Material shown below:
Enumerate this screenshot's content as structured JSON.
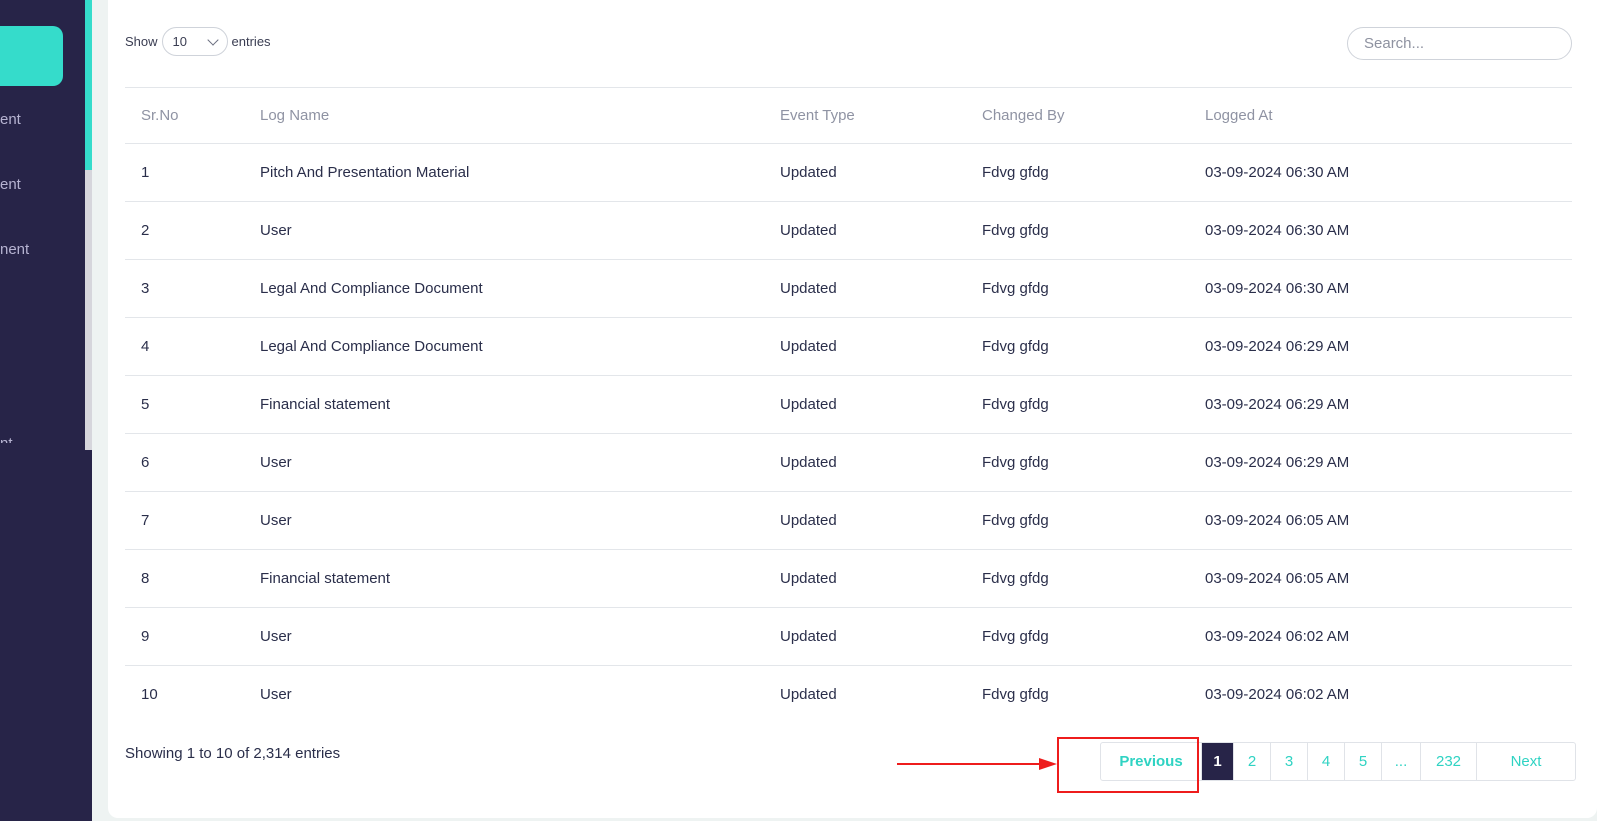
{
  "sidebar": {
    "items": [
      {
        "label": "ent"
      },
      {
        "label": "ent"
      },
      {
        "label": "nent"
      },
      {
        "label": "nt"
      }
    ]
  },
  "toolbar": {
    "show_label": "Show",
    "entries_value": "10",
    "entries_label": "entries",
    "search_placeholder": "Search..."
  },
  "table": {
    "headers": [
      "Sr.No",
      "Log Name",
      "Event Type",
      "Changed By",
      "Logged At"
    ],
    "rows": [
      [
        "1",
        "Pitch And Presentation Material",
        "Updated",
        "Fdvg gfdg",
        "03-09-2024 06:30 AM"
      ],
      [
        "2",
        "User",
        "Updated",
        "Fdvg gfdg",
        "03-09-2024 06:30 AM"
      ],
      [
        "3",
        "Legal And Compliance Document",
        "Updated",
        "Fdvg gfdg",
        "03-09-2024 06:30 AM"
      ],
      [
        "4",
        "Legal And Compliance Document",
        "Updated",
        "Fdvg gfdg",
        "03-09-2024 06:29 AM"
      ],
      [
        "5",
        "Financial statement",
        "Updated",
        "Fdvg gfdg",
        "03-09-2024 06:29 AM"
      ],
      [
        "6",
        "User",
        "Updated",
        "Fdvg gfdg",
        "03-09-2024 06:29 AM"
      ],
      [
        "7",
        "User",
        "Updated",
        "Fdvg gfdg",
        "03-09-2024 06:05 AM"
      ],
      [
        "8",
        "Financial statement",
        "Updated",
        "Fdvg gfdg",
        "03-09-2024 06:05 AM"
      ],
      [
        "9",
        "User",
        "Updated",
        "Fdvg gfdg",
        "03-09-2024 06:02 AM"
      ],
      [
        "10",
        "User",
        "Updated",
        "Fdvg gfdg",
        "03-09-2024 06:02 AM"
      ]
    ]
  },
  "footer": {
    "info": "Showing 1 to 10 of 2,314 entries"
  },
  "pagination": {
    "previous": "Previous",
    "pages": [
      "1",
      "2",
      "3",
      "4",
      "5"
    ],
    "ellipsis": "...",
    "last": "232",
    "next": "Next",
    "active_page": "1"
  },
  "colors": {
    "sidebar_bg": "#272448",
    "accent": "#35dccb",
    "annotation": "#ee1c1c"
  },
  "icons": {
    "select_chevron": "chevron-down-icon",
    "annotation_arrow": "arrow-right-icon"
  }
}
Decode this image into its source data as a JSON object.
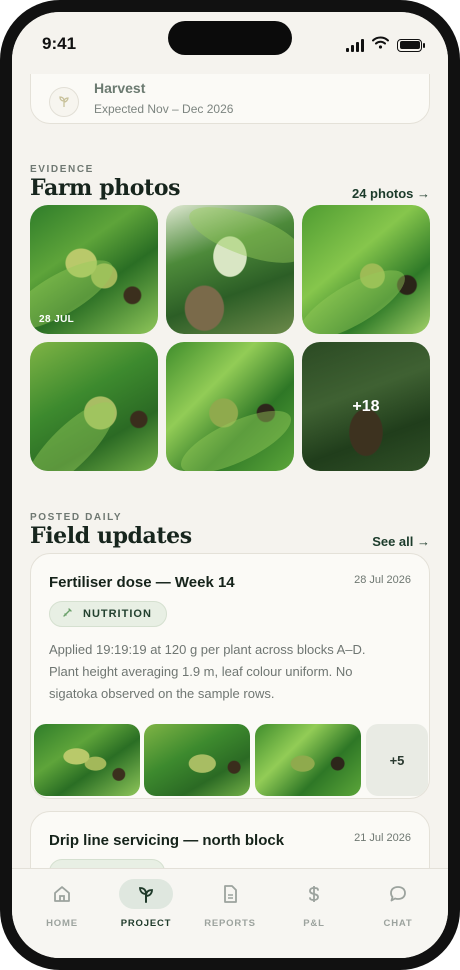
{
  "status_bar": {
    "time": "9:41"
  },
  "harvest": {
    "title": "Harvest",
    "subtitle": "Expected Nov – Dec 2026"
  },
  "evidence": {
    "eyebrow": "EVIDENCE",
    "title": "Farm photos",
    "link": "24 photos →",
    "photos": [
      {
        "label": "28 JUL"
      },
      {
        "label": ""
      },
      {
        "label": ""
      },
      {
        "label": ""
      },
      {
        "label": ""
      },
      {
        "label": "+18"
      }
    ]
  },
  "field_updates": {
    "eyebrow": "POSTED DAILY",
    "title": "Field updates",
    "link": "See all →",
    "items": [
      {
        "title": "Fertiliser dose — Week 14",
        "date": "28 Jul 2026",
        "tag": "NUTRITION",
        "tag_icon": "syringe-icon",
        "body": "Applied 19:19:19 at 120 g per plant across blocks A–D. Plant height averaging 1.9 m, leaf colour uniform. No sigatoka observed on the sample rows.",
        "more_photos": "+5"
      },
      {
        "title": "Drip line servicing — north block",
        "date": "21 Jul 2026"
      }
    ]
  },
  "tabs": [
    {
      "label": "HOME",
      "icon": "home-icon",
      "active": false
    },
    {
      "label": "PROJECT",
      "icon": "sprout-icon",
      "active": true
    },
    {
      "label": "REPORTS",
      "icon": "document-icon",
      "active": false
    },
    {
      "label": "P&L",
      "icon": "dollar-icon",
      "active": false
    },
    {
      "label": "CHAT",
      "icon": "chat-bubble-icon",
      "active": false
    }
  ],
  "colors": {
    "accent": "#1f3a2a",
    "background": "#f5f3ee",
    "tag_bg": "#e8efe4"
  }
}
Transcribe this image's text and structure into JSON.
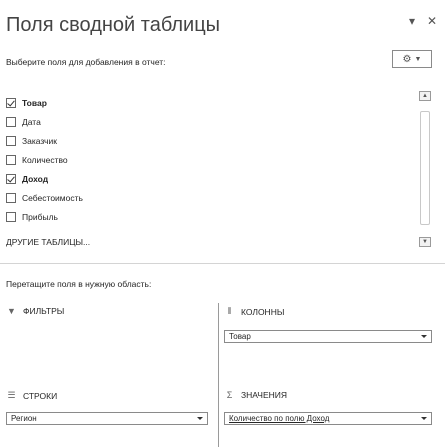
{
  "header": {
    "title": "Поля сводной таблицы",
    "dropdown_icon": "chevron-down-icon",
    "close_icon": "close-icon"
  },
  "choose_label": "Выберите поля для добавления в отчет:",
  "tools_button": {
    "icon": "gear-icon"
  },
  "fields": [
    {
      "label": "Товар",
      "checked": true
    },
    {
      "label": "Дата",
      "checked": false
    },
    {
      "label": "Заказчик",
      "checked": false
    },
    {
      "label": "Количество",
      "checked": false
    },
    {
      "label": "Доход",
      "checked": true
    },
    {
      "label": "Себестоимость",
      "checked": false
    },
    {
      "label": "Прибыль",
      "checked": false
    }
  ],
  "other_tables": "ДРУГИЕ ТАБЛИЦЫ...",
  "drag_hint": "Перетащите поля в нужную область:",
  "areas": {
    "filters": {
      "label": "ФИЛЬТРЫ",
      "icon": "filter-icon"
    },
    "columns": {
      "label": "КОЛОННЫ",
      "icon": "columns-icon",
      "items": [
        "Товар"
      ]
    },
    "rows": {
      "label": "СТРОКИ",
      "icon": "rows-icon",
      "items": [
        "Регион"
      ]
    },
    "values": {
      "label": "ЗНАЧЕНИЯ",
      "icon": "sigma-icon",
      "items": [
        "Количество по полю Доход"
      ]
    }
  }
}
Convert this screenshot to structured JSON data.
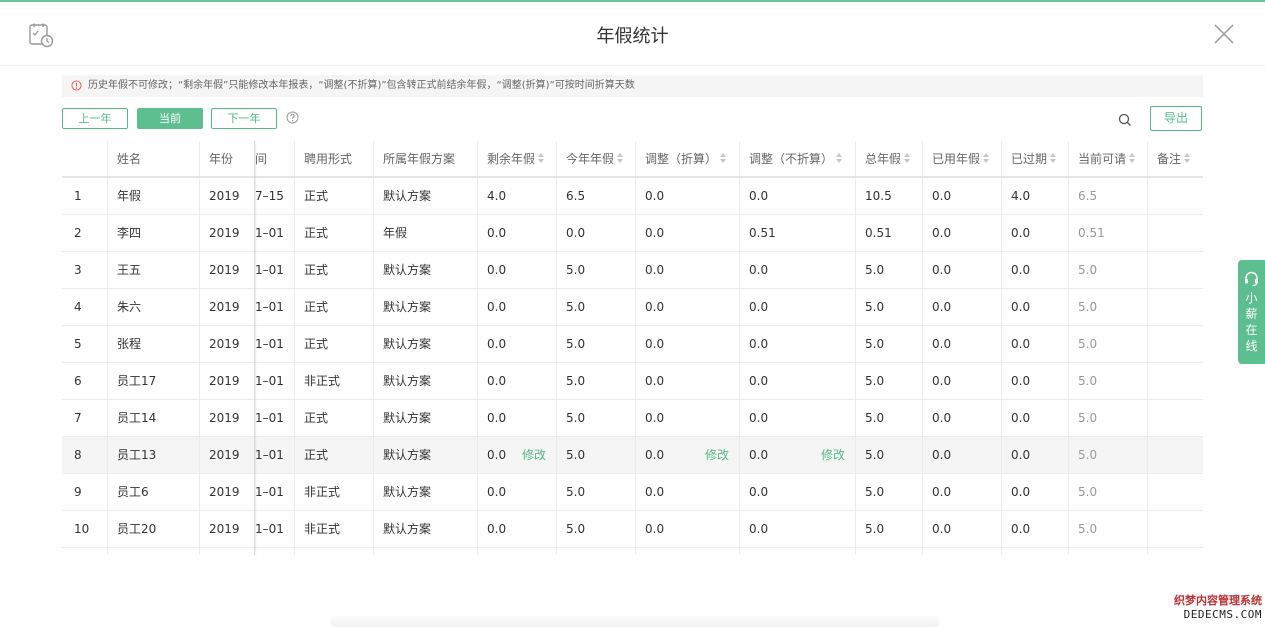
{
  "dialog": {
    "title": "年假统计"
  },
  "notice": {
    "text": "历史年假不可修改；“剩余年假”只能修改本年报表，“调整(不折算)”包含转正式前结余年假，“调整(折算)”可按时间折算天数"
  },
  "toolbar": {
    "prev_year": "上一年",
    "current": "当前",
    "next_year": "下一年",
    "export": "导出"
  },
  "table": {
    "headers": [
      "",
      "姓名",
      "年份",
      "间",
      "聘用形式",
      "所属年假方案",
      "剩余年假",
      "今年年假",
      "调整（折算）",
      "调整（不折算）",
      "总年假",
      "已用年假",
      "已过期",
      "当前可请",
      "备注"
    ],
    "rows": [
      [
        "1",
        "年假",
        "2019",
        "7–15",
        "正式",
        "默认方案",
        "4.0",
        "6.5",
        "0.0",
        "0.0",
        "10.5",
        "0.0",
        "4.0",
        "6.5",
        ""
      ],
      [
        "2",
        "李四",
        "2019",
        "1–01",
        "正式",
        "年假",
        "0.0",
        "0.0",
        "0.0",
        "0.51",
        "0.51",
        "0.0",
        "0.0",
        "0.51",
        ""
      ],
      [
        "3",
        "王五",
        "2019",
        "1–01",
        "正式",
        "默认方案",
        "0.0",
        "5.0",
        "0.0",
        "0.0",
        "5.0",
        "0.0",
        "0.0",
        "5.0",
        ""
      ],
      [
        "4",
        "朱六",
        "2019",
        "1–01",
        "正式",
        "默认方案",
        "0.0",
        "5.0",
        "0.0",
        "0.0",
        "5.0",
        "0.0",
        "0.0",
        "5.0",
        ""
      ],
      [
        "5",
        "张程",
        "2019",
        "1–01",
        "正式",
        "默认方案",
        "0.0",
        "5.0",
        "0.0",
        "0.0",
        "5.0",
        "0.0",
        "0.0",
        "5.0",
        ""
      ],
      [
        "6",
        "员工17",
        "2019",
        "1–01",
        "非正式",
        "默认方案",
        "0.0",
        "5.0",
        "0.0",
        "0.0",
        "5.0",
        "0.0",
        "0.0",
        "5.0",
        ""
      ],
      [
        "7",
        "员工14",
        "2019",
        "1–01",
        "正式",
        "默认方案",
        "0.0",
        "5.0",
        "0.0",
        "0.0",
        "5.0",
        "0.0",
        "0.0",
        "5.0",
        ""
      ],
      [
        "8",
        "员工13",
        "2019",
        "1–01",
        "正式",
        "默认方案",
        "0.0",
        "5.0",
        "0.0",
        "0.0",
        "5.0",
        "0.0",
        "0.0",
        "5.0",
        ""
      ],
      [
        "9",
        "员工6",
        "2019",
        "1–01",
        "非正式",
        "默认方案",
        "0.0",
        "5.0",
        "0.0",
        "0.0",
        "5.0",
        "0.0",
        "0.0",
        "5.0",
        ""
      ],
      [
        "10",
        "员工20",
        "2019",
        "1–01",
        "非正式",
        "默认方案",
        "0.0",
        "5.0",
        "0.0",
        "0.0",
        "5.0",
        "0.0",
        "0.0",
        "5.0",
        ""
      ]
    ],
    "edit_label": "修改",
    "highlight_row": 7
  },
  "side_tab": {
    "text": "小薪在线"
  },
  "watermark": {
    "line1": "织梦内容管理系统",
    "line2": "DEDECMS.COM"
  },
  "colors": {
    "accent": "#5dbf8f",
    "warning": "#e55"
  },
  "icons": {
    "header": "calendar-clock-icon",
    "close": "close-icon",
    "help": "help-circle-icon",
    "search": "search-icon",
    "support": "headset-icon",
    "notice": "warning-icon"
  }
}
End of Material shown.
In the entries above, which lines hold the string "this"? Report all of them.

**Response area**
Enumerate this screenshot's content as structured JSON.
Decode this image into its source data as a JSON object.
Transcribe this image's text and structure into JSON.
Convert this screenshot to structured JSON data.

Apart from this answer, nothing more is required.